Kenya: KDN Announces Sh2.8 Billion Cables Upgrade
Kenya Data Networks plans to spend Sh2.8 billion over the next three years to overhaul its fibre network to help reduce service outages for its large-scale clients. Faced with a growing number of network cuts, KDN says the step and the creation of a repair team would improve services.
"Part of the upgrade includes the latest technology to improve the self-healing capability of the fibre network. This has been necessitated by the high number of sabotage and construction related cuts we experience daily," said Bob Lafite, KDN chief technical officer.
With a single fibre cut said to cost the Kenyan economy over Sh1 million in lost communication between offices, banks and consumers, KDN said it was investing in experts in cable installation, operation and maintenance to support the upgrade. In a statement, KDN said it would review its cabling to ensure proper routing and splicing.
Two years ago, a spate of fibre cuts crippled the operations of network operators, forcing the sector to implement costly security measures and inspiring court cases. A section of operators have asked the government to punish such criminals with life sentence, saying such interruptions were comparable to tampering with a national resource.
"Fibre is a natural resource and must be treated as such. We need heftier sentences against those who are caught cutting or trading in fibre," said Bob Collymore, Safaricom CEO.

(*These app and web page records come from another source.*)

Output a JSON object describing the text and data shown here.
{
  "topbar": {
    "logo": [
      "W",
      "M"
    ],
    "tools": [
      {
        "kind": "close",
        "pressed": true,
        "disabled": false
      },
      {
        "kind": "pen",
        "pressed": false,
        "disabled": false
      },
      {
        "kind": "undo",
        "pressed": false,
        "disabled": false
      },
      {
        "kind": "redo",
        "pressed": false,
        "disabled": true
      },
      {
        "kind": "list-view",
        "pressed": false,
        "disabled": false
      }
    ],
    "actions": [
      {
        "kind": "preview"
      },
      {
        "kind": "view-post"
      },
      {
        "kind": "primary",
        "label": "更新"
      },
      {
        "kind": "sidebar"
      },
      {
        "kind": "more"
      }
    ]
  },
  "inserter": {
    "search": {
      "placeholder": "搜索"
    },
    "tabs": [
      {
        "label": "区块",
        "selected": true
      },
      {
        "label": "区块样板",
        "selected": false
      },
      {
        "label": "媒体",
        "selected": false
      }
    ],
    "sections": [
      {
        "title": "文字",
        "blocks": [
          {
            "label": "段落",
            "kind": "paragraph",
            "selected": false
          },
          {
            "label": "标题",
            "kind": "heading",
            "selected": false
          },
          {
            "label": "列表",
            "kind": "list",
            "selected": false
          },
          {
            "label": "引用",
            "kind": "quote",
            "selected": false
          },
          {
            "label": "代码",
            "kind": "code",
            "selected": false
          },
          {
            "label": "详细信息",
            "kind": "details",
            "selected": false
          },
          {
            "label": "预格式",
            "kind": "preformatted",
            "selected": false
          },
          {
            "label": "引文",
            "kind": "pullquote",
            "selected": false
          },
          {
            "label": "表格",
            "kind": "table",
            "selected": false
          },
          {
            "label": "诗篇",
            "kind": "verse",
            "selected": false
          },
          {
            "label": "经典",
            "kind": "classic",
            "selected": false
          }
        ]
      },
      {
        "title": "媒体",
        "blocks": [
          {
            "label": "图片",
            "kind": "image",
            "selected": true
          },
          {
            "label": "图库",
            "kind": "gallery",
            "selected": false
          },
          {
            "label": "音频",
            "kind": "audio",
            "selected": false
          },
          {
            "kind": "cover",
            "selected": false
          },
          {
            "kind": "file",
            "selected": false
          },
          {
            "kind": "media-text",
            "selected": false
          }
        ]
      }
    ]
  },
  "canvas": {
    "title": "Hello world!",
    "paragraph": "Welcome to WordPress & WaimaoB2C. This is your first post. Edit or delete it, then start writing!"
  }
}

KDN has contracted Israel-based ECI Telecom, a global provider of network infrastructure, to upgrade its network, signing a Sh320 million contract that will see the company install fibre rings, that will ensure continuity and redundancy on all KDN networks. In September last year, the firm announced it would be pulling out of the retail Internet market to focus on wholesale business through infrastructure-building.
The firm has signed up Airtel Kenya in a five-year deal to use KDN's fibre to enhance its service offering. Replicating a tie-up between Safaricom and Jamii Telecom, Airtel will connect its base stations to KDN's fibre so that it can offer high speed mobile Internet access, mobile video conferencing and videophone, among other services which it cannot provide with its current 2.5G system.
"This network upgrade, which is part of a larger Sh2.8 billion ($35m) programme, has been put in place to ensure that our customers receive the quality of service that they are entitled to. We have seen an increase in fibre cuts and break downs in the past few months," said Rikus Matthyser, KDN chief executive officer.
Once the upgrade is complete, says the firm, the network will have more capacity, resilience and flexibility that will incorporate user-friendly line switching and route selection so as to enable seamless data transmission. The upgrade is expected to last for three years and should result in better network security and response times to fibre cuts.